In my last posting, I mentioned that I was recently interviewed on television by Bloomberg TV and in writing by The Street (see “Mattel’s ‘Cars 2’ Success Junks Hot Wheels”). In both cases, there interest was in the impact of movie tie-ins.
The Street wanted to talk about Mattel’s great second quarter (income was up56%) and its attribution of success being to a great degree generated by sales of Cars 2 products. Revenues from the entertainment division were up 41%.
So significant were Cars 2 sales that The New York Times headlines its July 16 article on the subject with the title, “Sales of Cars2 Toys Lift Profit at Mattel.” Mattel was successful across the board. International sales were up 12% as were sales of Barbie products. In fact, everything was up…with one exception.
Hot Wheels sales were off 2%. I see this as significant in that it is the crux of the movie tie-in question.
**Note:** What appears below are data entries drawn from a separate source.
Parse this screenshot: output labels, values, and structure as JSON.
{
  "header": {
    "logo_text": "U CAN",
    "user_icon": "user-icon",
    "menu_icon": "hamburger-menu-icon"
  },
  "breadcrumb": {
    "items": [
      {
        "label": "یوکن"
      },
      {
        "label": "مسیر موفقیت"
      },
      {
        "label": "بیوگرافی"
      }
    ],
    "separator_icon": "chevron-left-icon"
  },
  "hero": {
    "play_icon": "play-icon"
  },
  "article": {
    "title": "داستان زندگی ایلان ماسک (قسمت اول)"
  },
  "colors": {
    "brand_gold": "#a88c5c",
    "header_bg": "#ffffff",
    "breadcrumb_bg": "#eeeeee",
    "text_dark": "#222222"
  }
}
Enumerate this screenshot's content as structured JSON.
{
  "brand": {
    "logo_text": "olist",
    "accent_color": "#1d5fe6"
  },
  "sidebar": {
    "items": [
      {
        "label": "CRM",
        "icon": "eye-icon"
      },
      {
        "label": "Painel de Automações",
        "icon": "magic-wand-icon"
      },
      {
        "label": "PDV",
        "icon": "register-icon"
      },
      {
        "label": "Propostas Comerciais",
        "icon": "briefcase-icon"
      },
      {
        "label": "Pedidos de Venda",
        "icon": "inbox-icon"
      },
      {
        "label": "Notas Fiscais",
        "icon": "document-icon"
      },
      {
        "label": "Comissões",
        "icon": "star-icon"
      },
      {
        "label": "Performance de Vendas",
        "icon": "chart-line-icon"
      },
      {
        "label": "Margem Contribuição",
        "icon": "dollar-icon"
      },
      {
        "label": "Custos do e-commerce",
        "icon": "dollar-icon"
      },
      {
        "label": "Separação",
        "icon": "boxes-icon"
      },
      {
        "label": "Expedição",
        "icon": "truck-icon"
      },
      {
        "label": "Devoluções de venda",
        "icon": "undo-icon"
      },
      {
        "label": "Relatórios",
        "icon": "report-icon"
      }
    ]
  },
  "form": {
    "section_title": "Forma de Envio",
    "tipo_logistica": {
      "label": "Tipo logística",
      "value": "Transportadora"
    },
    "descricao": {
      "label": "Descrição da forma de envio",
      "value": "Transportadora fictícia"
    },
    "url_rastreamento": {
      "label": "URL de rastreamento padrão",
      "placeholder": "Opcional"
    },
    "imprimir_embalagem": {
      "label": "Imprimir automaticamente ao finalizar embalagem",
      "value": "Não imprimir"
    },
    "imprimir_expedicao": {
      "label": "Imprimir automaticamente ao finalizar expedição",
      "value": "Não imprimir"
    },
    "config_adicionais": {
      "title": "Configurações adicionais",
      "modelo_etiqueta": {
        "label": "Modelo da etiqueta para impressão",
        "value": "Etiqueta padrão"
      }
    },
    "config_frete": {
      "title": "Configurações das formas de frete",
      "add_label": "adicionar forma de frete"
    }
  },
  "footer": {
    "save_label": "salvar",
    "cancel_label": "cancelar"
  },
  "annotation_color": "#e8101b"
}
In the long term, does a toy company benefit from moving some of its revenue stream and brand equity from an evergreen like Hot Wheels to a promotional vehicle like Cars?
Evergreens are the cash cows of any business. They demand less cost, provide steady revenue and profit delivery and ultimately support a company’s need to take on riskier properties.
So, the question is how many of the children who leave Hot Wheels for the latest Cars themed products come back to Hot Wheels? In addition, what is the impact of a bad movie on an evergreen? My sources tell me that GI Joe has not recovered its former strength since the ill-fated movie came out. Rather than see it as a traditional toy, children who saw the movie saw it as just one of last summer’s tie-in movies. Once the movie was done, they moved on to the next movie.
Movie tie-ins are important to the toy industry and no one is suggesting we back off. We may, however, want to think twice about the overall impact of a movie tie-in on the long term health of our highest value brands.